- _About this task_: Report all lines of the records that contain "Videos".

- _Input material_:
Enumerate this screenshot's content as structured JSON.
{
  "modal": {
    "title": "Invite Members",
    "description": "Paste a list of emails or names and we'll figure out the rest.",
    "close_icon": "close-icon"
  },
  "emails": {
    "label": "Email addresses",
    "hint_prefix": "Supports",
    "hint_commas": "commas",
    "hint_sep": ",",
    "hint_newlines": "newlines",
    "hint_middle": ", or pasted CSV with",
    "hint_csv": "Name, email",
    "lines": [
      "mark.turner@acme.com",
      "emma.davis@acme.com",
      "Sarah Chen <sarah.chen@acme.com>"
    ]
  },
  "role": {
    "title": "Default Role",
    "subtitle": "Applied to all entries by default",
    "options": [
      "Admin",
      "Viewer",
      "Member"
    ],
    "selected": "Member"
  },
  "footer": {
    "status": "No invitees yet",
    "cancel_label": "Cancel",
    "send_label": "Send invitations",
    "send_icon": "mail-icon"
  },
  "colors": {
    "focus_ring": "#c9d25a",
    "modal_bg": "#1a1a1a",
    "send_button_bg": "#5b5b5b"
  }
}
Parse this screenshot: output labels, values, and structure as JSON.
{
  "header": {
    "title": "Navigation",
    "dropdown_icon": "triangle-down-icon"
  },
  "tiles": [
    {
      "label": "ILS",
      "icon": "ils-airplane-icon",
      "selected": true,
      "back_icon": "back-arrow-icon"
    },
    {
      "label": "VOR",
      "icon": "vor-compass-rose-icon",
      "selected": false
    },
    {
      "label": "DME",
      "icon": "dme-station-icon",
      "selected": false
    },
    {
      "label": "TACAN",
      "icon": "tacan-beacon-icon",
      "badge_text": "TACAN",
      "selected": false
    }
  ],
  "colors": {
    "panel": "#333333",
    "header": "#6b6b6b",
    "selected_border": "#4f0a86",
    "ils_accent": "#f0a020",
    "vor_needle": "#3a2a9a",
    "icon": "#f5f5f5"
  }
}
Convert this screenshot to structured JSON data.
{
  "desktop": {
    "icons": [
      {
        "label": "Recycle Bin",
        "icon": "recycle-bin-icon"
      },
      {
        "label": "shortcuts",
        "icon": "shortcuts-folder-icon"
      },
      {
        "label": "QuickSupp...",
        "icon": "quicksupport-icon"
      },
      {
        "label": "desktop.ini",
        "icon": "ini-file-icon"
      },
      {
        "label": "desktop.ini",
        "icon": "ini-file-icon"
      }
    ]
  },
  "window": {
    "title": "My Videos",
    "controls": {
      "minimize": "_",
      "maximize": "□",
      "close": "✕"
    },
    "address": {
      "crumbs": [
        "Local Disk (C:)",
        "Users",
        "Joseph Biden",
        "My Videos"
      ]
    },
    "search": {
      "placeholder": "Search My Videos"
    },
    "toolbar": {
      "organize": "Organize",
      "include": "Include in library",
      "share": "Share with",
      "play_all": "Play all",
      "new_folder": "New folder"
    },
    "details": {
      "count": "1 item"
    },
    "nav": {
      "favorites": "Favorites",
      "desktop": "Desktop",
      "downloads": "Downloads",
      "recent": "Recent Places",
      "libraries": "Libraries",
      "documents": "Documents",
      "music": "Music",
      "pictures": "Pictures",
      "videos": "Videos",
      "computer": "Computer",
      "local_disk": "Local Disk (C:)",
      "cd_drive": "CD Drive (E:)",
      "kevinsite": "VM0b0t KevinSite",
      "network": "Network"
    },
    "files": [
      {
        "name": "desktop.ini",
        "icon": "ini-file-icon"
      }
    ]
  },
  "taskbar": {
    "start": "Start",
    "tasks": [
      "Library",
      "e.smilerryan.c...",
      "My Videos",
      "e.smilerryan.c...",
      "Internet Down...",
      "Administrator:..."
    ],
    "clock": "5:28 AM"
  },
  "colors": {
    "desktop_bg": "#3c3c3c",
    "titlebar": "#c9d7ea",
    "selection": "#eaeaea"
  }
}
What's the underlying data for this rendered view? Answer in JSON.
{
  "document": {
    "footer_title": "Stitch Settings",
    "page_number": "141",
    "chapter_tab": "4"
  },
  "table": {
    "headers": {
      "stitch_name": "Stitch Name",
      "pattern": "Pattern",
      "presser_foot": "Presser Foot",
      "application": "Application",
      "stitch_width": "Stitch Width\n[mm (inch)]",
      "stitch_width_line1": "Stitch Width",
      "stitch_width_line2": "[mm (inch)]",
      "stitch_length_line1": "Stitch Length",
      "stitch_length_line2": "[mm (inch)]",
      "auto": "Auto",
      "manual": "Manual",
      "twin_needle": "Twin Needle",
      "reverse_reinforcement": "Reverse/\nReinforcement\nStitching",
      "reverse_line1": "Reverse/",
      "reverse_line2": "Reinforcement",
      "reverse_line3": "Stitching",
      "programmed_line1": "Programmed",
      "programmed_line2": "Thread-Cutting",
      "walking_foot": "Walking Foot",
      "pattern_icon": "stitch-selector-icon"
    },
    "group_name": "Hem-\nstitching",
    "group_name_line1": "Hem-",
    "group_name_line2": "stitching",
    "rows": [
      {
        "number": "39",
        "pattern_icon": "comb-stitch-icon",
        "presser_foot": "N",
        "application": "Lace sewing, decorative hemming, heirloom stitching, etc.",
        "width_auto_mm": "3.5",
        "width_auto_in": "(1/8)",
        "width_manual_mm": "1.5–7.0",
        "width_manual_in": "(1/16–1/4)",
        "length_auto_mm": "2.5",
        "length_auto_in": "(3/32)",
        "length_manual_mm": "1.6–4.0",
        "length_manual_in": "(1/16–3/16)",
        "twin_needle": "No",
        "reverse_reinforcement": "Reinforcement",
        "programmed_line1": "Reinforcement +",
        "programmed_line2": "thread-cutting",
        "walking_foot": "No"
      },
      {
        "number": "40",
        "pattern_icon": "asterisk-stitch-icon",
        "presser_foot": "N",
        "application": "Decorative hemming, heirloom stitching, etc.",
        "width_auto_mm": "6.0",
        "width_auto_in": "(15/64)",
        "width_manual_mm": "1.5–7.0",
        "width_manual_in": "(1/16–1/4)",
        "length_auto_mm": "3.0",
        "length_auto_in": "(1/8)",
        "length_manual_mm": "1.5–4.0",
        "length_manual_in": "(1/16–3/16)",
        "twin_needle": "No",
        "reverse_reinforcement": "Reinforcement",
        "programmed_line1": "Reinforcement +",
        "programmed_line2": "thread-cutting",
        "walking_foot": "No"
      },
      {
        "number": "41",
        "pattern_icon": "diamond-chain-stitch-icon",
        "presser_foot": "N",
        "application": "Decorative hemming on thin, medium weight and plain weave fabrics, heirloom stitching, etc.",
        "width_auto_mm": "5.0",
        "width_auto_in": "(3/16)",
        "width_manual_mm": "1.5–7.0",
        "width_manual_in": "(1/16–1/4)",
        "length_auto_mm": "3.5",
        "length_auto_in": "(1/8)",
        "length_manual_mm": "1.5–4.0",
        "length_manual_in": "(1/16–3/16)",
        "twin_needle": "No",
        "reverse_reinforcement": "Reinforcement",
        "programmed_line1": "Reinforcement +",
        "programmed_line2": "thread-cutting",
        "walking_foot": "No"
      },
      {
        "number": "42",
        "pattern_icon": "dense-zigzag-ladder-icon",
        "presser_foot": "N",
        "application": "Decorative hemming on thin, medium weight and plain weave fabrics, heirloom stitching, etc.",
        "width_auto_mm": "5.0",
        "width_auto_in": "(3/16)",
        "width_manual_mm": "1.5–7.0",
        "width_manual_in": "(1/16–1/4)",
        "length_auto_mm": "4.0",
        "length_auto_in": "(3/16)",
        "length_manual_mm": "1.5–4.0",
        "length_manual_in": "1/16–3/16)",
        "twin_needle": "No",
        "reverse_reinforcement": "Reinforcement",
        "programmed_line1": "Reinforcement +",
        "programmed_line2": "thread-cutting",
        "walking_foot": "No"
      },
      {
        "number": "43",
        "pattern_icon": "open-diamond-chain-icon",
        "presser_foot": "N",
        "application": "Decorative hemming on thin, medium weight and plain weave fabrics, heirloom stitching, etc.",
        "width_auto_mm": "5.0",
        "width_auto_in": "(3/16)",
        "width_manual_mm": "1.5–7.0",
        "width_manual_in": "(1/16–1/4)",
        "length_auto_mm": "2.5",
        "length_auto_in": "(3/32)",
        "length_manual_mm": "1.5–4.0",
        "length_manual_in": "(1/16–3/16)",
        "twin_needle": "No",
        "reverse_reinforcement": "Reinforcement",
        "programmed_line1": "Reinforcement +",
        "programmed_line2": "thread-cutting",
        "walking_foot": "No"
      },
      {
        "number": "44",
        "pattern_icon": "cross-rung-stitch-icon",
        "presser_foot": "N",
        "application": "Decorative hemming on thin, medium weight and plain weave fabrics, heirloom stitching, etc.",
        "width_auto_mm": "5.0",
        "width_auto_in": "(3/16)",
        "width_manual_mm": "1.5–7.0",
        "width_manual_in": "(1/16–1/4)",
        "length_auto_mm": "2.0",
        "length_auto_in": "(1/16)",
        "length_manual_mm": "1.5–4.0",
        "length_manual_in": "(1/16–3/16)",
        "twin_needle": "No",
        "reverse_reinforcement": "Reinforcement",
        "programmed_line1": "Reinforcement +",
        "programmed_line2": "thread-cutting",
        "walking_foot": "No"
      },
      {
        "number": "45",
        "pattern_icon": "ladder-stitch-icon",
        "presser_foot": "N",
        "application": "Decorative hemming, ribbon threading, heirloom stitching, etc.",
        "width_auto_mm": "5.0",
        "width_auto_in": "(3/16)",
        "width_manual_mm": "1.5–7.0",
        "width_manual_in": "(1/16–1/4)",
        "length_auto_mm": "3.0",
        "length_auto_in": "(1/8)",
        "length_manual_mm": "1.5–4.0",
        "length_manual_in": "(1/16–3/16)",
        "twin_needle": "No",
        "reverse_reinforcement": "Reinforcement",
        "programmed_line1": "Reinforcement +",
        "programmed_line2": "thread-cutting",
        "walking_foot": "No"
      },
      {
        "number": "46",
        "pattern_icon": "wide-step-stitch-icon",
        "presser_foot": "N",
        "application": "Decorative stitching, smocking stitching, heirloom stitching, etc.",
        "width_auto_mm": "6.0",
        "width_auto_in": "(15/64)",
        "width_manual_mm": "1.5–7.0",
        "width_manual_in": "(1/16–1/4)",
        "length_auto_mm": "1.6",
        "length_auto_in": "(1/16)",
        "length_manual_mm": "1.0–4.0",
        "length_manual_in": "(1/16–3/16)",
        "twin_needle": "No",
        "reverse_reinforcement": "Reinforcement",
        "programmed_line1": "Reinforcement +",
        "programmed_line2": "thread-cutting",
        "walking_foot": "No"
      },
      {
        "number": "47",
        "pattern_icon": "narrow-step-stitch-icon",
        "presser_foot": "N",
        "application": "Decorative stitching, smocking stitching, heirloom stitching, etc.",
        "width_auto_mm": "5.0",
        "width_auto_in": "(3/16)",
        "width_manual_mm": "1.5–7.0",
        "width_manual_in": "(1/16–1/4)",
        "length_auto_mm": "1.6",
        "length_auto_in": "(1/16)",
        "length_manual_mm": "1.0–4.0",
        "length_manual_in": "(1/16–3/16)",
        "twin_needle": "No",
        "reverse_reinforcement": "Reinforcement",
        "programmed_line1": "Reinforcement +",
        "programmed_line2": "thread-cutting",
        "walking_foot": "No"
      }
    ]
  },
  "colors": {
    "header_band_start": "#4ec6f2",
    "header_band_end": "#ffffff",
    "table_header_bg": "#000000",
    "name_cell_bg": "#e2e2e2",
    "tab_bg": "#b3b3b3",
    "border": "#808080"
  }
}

- _Output below_:
    "title": "My Videos",
        "My Videos"
      "placeholder": "Search My Videos"
      "videos": "Videos",
      "My Videos",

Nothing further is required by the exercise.